Below are some records; copy each line in them that contains "JSON".
============
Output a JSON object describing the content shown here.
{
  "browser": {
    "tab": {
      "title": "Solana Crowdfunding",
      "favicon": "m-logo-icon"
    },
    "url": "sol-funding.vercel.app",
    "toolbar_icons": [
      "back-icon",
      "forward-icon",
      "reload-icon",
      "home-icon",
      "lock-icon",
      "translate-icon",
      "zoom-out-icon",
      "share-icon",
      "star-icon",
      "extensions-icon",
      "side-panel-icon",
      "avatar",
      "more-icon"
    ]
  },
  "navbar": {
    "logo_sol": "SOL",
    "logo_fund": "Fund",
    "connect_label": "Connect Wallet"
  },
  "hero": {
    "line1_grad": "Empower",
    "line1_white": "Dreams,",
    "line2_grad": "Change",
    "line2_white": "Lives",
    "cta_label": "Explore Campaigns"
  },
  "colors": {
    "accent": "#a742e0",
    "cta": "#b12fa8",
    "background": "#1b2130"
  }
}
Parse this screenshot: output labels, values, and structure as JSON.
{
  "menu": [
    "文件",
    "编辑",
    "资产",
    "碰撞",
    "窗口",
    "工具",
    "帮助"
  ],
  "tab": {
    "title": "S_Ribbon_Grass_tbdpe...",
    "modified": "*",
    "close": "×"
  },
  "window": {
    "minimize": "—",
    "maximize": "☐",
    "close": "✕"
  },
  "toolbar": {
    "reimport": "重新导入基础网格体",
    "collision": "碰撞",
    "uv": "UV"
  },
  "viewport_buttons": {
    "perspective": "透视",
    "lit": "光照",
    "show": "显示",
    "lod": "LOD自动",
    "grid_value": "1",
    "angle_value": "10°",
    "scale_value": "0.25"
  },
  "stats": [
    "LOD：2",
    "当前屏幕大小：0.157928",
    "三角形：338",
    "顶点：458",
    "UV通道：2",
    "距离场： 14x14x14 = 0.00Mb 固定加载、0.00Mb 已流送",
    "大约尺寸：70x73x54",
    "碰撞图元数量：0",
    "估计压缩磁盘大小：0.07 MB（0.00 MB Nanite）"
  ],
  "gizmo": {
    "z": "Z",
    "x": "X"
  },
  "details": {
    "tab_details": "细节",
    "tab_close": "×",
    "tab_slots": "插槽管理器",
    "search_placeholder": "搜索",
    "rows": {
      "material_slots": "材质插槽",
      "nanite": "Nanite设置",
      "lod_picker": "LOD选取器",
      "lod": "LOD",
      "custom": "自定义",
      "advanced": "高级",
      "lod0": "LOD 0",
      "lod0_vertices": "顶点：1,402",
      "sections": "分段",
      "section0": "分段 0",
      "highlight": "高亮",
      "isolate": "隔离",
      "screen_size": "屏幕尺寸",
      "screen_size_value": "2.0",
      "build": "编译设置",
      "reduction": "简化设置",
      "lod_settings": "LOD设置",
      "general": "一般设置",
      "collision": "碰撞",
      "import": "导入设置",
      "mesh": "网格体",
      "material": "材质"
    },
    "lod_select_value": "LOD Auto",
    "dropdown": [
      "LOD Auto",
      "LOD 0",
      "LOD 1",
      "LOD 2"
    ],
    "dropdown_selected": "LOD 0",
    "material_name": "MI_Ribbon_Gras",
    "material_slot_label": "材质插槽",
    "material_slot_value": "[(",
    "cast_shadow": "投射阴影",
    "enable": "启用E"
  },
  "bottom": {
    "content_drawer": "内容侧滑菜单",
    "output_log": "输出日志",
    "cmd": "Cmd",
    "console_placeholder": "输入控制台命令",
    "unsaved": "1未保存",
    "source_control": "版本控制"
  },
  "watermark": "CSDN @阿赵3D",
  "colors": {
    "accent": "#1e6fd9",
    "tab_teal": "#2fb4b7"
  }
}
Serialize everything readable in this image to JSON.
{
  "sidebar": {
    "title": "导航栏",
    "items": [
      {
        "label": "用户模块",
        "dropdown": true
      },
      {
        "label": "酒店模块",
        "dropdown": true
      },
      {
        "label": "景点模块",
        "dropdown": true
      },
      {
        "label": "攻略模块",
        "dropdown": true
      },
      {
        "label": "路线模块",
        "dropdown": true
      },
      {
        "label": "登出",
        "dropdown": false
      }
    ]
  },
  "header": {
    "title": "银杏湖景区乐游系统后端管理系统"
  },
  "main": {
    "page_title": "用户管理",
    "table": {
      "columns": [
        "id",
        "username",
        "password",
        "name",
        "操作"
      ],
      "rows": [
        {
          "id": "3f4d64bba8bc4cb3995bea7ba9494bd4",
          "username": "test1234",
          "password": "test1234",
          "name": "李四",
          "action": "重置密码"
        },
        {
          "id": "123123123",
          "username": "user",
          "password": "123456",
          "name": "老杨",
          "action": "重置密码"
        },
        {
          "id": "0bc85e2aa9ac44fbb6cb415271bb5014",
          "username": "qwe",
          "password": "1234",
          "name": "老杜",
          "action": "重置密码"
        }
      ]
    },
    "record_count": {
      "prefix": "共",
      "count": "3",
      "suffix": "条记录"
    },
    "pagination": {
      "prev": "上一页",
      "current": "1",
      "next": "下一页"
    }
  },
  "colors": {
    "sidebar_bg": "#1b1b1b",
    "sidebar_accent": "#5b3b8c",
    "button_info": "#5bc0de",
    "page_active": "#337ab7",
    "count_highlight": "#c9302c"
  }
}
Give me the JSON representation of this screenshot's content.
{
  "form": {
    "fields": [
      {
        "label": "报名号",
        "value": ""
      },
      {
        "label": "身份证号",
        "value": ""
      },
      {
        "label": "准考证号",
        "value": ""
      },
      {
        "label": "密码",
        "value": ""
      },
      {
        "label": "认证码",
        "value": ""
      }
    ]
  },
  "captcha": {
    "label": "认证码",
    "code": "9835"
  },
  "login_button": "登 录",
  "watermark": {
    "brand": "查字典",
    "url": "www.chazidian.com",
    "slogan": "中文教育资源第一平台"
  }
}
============
Solution for this exercise -
Output a JSON object describing the content shown here.
Parse this screenshot: output labels, values, and structure as JSON.
Serialize everything readable in this image to JSON.
Give me the JSON representation of this screenshot's content.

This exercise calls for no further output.